### Work order
State the number of lines below in which the word "JSON" appears. Nothing else belongs in the answer.

### Records supplied
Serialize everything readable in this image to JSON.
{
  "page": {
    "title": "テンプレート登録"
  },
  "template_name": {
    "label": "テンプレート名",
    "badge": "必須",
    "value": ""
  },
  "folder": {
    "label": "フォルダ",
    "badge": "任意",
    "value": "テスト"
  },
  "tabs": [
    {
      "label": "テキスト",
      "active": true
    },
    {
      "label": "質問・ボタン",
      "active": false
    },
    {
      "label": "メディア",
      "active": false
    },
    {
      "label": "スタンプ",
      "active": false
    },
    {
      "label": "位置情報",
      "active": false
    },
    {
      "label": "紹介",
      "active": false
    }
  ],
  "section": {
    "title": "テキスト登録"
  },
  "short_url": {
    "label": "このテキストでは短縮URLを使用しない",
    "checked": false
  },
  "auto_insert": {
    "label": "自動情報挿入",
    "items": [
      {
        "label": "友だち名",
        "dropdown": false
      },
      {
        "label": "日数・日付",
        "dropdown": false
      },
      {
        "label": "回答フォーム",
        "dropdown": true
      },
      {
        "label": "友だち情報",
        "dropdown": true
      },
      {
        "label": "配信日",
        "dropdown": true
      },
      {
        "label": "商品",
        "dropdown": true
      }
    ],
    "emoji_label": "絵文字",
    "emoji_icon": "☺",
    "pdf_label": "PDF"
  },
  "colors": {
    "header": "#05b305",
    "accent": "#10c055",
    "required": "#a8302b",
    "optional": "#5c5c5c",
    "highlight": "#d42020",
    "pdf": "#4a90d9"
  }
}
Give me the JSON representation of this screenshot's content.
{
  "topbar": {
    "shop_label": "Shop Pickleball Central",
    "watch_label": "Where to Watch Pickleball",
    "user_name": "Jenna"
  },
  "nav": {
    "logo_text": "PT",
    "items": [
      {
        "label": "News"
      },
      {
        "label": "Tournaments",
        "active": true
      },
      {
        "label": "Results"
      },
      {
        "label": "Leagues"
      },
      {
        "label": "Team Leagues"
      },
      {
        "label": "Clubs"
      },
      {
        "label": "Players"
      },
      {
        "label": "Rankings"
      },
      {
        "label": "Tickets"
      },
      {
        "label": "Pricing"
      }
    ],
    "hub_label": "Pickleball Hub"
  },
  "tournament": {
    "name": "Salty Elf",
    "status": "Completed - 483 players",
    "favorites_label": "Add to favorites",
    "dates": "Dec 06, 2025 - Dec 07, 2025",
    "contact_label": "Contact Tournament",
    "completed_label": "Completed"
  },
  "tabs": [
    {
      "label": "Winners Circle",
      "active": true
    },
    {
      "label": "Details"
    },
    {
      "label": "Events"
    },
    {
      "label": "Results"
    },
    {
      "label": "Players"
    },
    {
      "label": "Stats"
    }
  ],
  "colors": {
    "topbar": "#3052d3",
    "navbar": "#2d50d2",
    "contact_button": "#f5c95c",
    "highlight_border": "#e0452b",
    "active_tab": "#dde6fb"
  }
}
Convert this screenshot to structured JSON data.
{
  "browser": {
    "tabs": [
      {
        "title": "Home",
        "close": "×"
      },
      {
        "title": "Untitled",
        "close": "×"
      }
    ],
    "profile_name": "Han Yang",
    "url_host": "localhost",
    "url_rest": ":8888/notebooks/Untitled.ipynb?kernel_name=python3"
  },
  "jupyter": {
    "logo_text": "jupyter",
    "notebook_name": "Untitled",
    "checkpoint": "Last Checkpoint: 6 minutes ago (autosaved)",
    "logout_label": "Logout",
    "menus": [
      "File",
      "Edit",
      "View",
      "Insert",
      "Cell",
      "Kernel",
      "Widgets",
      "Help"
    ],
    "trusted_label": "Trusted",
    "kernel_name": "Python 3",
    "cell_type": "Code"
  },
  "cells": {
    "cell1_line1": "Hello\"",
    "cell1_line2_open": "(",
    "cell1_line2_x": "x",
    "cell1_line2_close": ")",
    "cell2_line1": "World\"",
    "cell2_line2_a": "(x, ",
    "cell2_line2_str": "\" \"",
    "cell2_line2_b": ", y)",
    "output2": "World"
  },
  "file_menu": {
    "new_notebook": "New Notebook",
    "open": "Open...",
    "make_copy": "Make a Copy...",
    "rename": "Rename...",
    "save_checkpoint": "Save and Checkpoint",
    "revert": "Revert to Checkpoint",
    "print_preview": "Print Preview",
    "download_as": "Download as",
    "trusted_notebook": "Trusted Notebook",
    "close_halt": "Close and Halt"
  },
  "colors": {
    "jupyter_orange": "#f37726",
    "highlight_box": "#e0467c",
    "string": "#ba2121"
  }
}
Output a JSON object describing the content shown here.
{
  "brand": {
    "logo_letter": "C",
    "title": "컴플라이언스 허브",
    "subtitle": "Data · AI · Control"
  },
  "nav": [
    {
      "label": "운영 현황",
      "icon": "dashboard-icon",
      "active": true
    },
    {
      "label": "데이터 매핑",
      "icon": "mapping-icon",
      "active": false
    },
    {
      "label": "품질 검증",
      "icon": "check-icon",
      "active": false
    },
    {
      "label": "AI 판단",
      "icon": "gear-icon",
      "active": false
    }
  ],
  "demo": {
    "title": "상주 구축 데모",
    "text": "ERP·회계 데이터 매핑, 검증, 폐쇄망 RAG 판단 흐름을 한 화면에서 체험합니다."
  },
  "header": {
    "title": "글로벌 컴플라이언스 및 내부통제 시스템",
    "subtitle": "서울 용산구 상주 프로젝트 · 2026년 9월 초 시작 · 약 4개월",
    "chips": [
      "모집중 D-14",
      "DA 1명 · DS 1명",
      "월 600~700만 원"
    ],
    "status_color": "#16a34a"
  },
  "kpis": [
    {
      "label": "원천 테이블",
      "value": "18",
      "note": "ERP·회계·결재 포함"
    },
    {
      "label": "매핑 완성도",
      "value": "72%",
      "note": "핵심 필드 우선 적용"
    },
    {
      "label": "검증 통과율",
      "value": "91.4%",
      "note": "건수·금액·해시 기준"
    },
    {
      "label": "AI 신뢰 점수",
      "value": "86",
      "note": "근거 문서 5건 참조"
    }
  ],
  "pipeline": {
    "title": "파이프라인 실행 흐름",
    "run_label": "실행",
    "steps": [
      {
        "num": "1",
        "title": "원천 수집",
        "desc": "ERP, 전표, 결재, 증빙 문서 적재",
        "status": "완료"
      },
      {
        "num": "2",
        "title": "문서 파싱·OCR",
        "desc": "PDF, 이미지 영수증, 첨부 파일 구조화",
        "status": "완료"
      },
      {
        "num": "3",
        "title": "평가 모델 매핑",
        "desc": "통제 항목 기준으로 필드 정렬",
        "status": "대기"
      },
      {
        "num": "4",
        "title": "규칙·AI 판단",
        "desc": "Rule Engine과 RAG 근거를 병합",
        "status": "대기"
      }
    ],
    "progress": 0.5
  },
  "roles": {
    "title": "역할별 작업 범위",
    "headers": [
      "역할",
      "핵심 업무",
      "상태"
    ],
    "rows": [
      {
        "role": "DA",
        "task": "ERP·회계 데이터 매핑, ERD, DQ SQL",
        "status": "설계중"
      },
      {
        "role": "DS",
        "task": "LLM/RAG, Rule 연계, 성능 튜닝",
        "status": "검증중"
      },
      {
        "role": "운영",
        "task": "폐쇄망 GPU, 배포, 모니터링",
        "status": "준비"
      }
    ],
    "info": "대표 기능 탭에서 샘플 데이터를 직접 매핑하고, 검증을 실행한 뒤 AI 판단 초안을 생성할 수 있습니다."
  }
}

### Final answer
4